[Start of section]
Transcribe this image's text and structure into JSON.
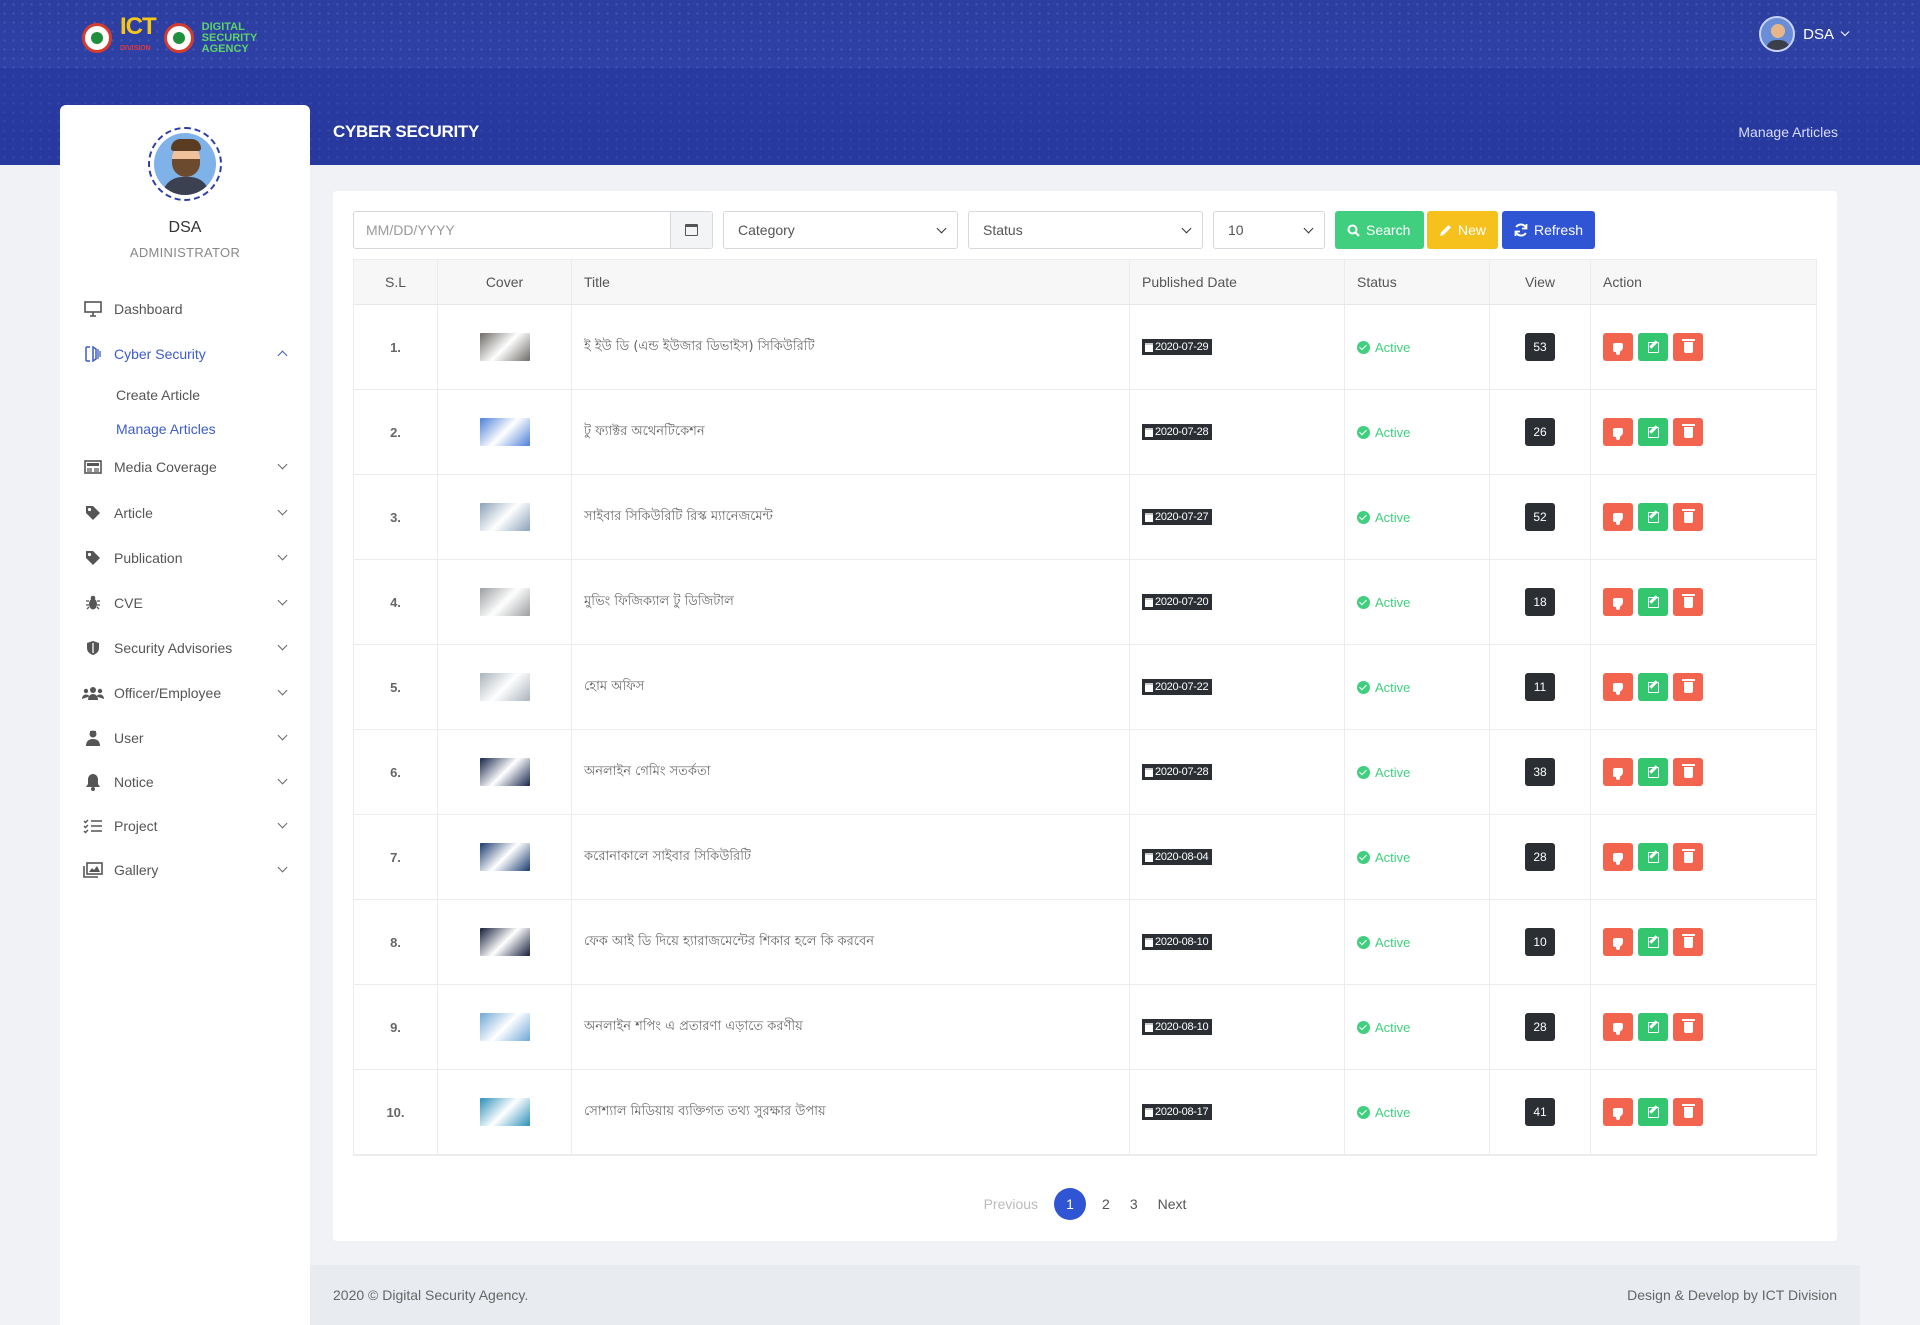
{
  "header": {
    "logo_ict": "ICT",
    "logo_ict_sub": "DIVISION",
    "logo_dsa": "DIGITAL SECURITY AGENCY",
    "user_name": "DSA",
    "page_title": "CYBER SECURITY",
    "breadcrumb": "Manage Articles"
  },
  "sidebar": {
    "name": "DSA",
    "role": "ADMINISTRATOR",
    "items": [
      {
        "label": "Dashboard",
        "icon": "monitor-icon"
      },
      {
        "label": "Cyber Security",
        "icon": "cyber-security-icon"
      },
      {
        "label": "Media Coverage",
        "icon": "newspaper-icon"
      },
      {
        "label": "Article",
        "icon": "tag-icon"
      },
      {
        "label": "Publication",
        "icon": "tag-icon"
      },
      {
        "label": "CVE",
        "icon": "bug-icon"
      },
      {
        "label": "Security Advisories",
        "icon": "shield-icon"
      },
      {
        "label": "Officer/Employee",
        "icon": "users-icon"
      },
      {
        "label": "User",
        "icon": "user-icon"
      },
      {
        "label": "Notice",
        "icon": "bell-icon"
      },
      {
        "label": "Project",
        "icon": "tasks-icon"
      },
      {
        "label": "Gallery",
        "icon": "images-icon"
      }
    ],
    "sub_items": [
      "Create Article",
      "Manage Articles"
    ]
  },
  "filters": {
    "date_placeholder": "MM/DD/YYYY",
    "category": "Category",
    "status": "Status",
    "per_page": "10",
    "search_label": "Search",
    "new_label": "New",
    "refresh_label": "Refresh"
  },
  "table": {
    "headers": [
      "S.L",
      "Cover",
      "Title",
      "Published Date",
      "Status",
      "View",
      "Action"
    ],
    "rows": [
      {
        "sl": "1.",
        "title": "ই ইউ ডি (এন্ড ইউজার ডিভাইস) সিকিউরিটি",
        "date": "2020-07-29",
        "status": "Active",
        "views": "53",
        "cover": "#6d6a66"
      },
      {
        "sl": "2.",
        "title": "টু ফ্যাক্টর অথেনটিকেশন",
        "date": "2020-07-28",
        "status": "Active",
        "views": "26",
        "cover": "#4a7fd8"
      },
      {
        "sl": "3.",
        "title": "সাইবার সিকিউরিটি রিস্ক ম্যানেজমেন্ট",
        "date": "2020-07-27",
        "status": "Active",
        "views": "52",
        "cover": "#8aa0b8"
      },
      {
        "sl": "4.",
        "title": "মুভিং ফিজিক্যাল টু ডিজিটাল",
        "date": "2020-07-20",
        "status": "Active",
        "views": "18",
        "cover": "#9a9d9f"
      },
      {
        "sl": "5.",
        "title": "হোম অফিস",
        "date": "2020-07-22",
        "status": "Active",
        "views": "11",
        "cover": "#a9b3bb"
      },
      {
        "sl": "6.",
        "title": "অনলাইন গেমিং সতর্কতা",
        "date": "2020-07-28",
        "status": "Active",
        "views": "38",
        "cover": "#15244a"
      },
      {
        "sl": "7.",
        "title": "করোনাকালে সাইবার সিকিউরিটি",
        "date": "2020-08-04",
        "status": "Active",
        "views": "28",
        "cover": "#173a6e"
      },
      {
        "sl": "8.",
        "title": "ফেক আই ডি দিয়ে হ্যারাজমেন্টের শিকার হলে কি করবেন",
        "date": "2020-08-10",
        "status": "Active",
        "views": "10",
        "cover": "#141c3a"
      },
      {
        "sl": "9.",
        "title": "অনলাইন শপিং এ প্রতারণা এড়াতে করণীয়",
        "date": "2020-08-10",
        "status": "Active",
        "views": "28",
        "cover": "#6ea7d6"
      },
      {
        "sl": "10.",
        "title": "সোশ্যাল মিডিয়ায় ব্যক্তিগত তথ্য সুরক্ষার উপায়",
        "date": "2020-08-17",
        "status": "Active",
        "views": "41",
        "cover": "#2a8fb8"
      }
    ]
  },
  "pagination": {
    "previous": "Previous",
    "pages": [
      "1",
      "2",
      "3"
    ],
    "current": "1",
    "next": "Next"
  },
  "footer": {
    "left": "2020 © Digital Security Agency.",
    "right": "Design & Develop by ICT Division"
  }
}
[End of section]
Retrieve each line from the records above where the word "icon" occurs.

## RESPONSE AREA
        "icon": "monitor-icon"
        "icon": "cyber-security-icon"
        "icon": "newspaper-icon"
        "icon": "tag-icon"
        "icon": "tag-icon"
        "icon": "bug-icon"
        "icon": "shield-icon"
        "icon": "users-icon"
        "icon": "user-icon"
        "icon": "bell-icon"
        "icon": "tasks-icon"
        "icon": "images-icon"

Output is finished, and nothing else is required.